Andy himself was a fascinating characterization, not only because you didn't know what to think of him, but he was charismatic in his own way, and strangely appealing with his incestuous cravings. Or else I'm just that twisted.
Either way, the two together were interesting to read about, even if at times they didn't make a whole lot of sense. In the beginning I was hooked with the unsettling opening, carried along speedily through the juicy middle to find my questions answered, but let down harshly at the ending. I've seen debates between readers on there perhaps being a cop-out of sorts to wrap the story up. I'm not sure on that, but I didn't like the last pages either way. I didn't like the ending at all, wishing it had remained Andy as the focal point. Some parts of the ending weren't surprising, such as the candles, but other parts I didn't expect (which were, ironically, the parts I didn't like)
I also wondered what happened to Guy. It would have been nice to have known for a wrap-up of sorts. I wouldn't say the book makes 100% sense either, but it remains a fun, if not frilly and slightly silly, guilty pleasure sort of read. If you're a big fan of the film or original book, you may end up enjoying this one. The story isn't the best, but there's something about the characters that glues you to the pages. The ending is sadly weaker, but upon a re-read I get it more than before.

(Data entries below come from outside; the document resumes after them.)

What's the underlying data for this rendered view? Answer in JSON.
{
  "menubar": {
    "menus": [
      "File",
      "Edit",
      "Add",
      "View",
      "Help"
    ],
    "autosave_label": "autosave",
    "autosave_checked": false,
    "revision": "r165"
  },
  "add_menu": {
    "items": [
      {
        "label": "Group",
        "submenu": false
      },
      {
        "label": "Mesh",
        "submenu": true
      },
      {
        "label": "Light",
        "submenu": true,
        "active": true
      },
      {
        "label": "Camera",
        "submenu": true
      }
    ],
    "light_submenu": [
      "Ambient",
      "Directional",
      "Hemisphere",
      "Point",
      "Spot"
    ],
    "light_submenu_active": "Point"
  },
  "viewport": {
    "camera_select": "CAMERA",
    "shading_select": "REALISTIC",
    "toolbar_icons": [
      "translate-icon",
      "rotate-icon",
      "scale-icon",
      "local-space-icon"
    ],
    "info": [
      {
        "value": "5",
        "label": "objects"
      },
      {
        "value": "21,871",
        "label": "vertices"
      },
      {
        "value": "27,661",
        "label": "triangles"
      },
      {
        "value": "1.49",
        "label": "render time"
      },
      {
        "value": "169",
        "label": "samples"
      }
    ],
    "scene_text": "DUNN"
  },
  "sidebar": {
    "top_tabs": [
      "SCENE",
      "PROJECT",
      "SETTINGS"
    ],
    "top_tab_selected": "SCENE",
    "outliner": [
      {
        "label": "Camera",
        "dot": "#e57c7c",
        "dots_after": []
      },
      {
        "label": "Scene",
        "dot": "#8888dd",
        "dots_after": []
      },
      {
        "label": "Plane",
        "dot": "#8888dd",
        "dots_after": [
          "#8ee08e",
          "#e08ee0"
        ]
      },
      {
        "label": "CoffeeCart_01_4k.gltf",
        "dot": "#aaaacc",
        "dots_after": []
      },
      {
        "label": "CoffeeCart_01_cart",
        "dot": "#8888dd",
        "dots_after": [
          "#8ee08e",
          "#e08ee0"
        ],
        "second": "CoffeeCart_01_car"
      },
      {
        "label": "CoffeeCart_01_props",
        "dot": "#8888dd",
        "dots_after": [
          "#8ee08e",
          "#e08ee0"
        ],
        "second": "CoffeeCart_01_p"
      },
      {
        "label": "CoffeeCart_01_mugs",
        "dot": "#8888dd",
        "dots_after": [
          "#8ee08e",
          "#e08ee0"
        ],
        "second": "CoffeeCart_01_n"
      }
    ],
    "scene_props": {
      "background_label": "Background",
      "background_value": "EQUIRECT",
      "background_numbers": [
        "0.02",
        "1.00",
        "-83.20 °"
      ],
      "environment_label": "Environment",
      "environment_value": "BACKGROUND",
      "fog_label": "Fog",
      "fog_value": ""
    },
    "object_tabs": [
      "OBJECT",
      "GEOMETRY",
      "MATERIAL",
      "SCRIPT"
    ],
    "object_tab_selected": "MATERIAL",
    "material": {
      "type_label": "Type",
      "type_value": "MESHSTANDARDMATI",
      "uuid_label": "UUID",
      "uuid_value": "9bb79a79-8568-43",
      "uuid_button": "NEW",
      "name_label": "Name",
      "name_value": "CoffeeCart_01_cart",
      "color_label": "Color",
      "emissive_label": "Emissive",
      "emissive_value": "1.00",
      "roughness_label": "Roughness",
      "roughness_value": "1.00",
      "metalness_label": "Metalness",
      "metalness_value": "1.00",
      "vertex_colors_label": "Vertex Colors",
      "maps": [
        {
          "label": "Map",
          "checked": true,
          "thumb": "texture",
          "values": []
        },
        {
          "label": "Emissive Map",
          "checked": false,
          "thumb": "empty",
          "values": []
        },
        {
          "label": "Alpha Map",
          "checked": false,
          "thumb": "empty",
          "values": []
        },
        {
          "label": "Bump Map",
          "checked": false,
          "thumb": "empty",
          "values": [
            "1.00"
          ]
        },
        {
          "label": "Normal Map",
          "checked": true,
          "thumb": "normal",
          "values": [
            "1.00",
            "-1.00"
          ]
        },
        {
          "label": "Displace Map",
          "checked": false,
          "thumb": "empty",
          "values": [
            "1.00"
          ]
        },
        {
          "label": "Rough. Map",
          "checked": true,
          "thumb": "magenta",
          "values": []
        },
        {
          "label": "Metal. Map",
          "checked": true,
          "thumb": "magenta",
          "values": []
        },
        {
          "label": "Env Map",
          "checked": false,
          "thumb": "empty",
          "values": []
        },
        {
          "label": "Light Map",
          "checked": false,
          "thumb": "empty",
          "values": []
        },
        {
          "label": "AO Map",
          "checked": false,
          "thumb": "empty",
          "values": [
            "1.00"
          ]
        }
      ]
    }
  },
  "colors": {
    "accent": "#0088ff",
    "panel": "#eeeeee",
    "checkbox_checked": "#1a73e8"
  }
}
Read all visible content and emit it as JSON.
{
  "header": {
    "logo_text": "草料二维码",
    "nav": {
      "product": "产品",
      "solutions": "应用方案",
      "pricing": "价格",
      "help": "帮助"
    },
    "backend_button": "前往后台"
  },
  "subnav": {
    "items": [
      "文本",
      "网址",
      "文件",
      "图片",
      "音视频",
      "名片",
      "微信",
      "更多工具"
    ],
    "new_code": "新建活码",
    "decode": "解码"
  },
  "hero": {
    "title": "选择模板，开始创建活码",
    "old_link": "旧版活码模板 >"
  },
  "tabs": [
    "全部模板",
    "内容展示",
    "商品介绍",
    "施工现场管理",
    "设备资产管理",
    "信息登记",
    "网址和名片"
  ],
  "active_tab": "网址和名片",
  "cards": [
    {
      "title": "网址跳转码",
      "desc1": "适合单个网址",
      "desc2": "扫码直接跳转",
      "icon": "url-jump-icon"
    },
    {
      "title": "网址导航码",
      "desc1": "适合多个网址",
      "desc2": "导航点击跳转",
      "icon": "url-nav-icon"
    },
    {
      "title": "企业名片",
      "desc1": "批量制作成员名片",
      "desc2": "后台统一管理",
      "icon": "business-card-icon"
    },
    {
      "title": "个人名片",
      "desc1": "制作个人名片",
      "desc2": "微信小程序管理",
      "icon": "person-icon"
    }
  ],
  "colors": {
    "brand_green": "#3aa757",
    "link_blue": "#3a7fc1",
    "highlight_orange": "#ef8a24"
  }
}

BTW, I don't see the end saying it was a dream at all. To me it was clearly not and I think some are misinterpreting.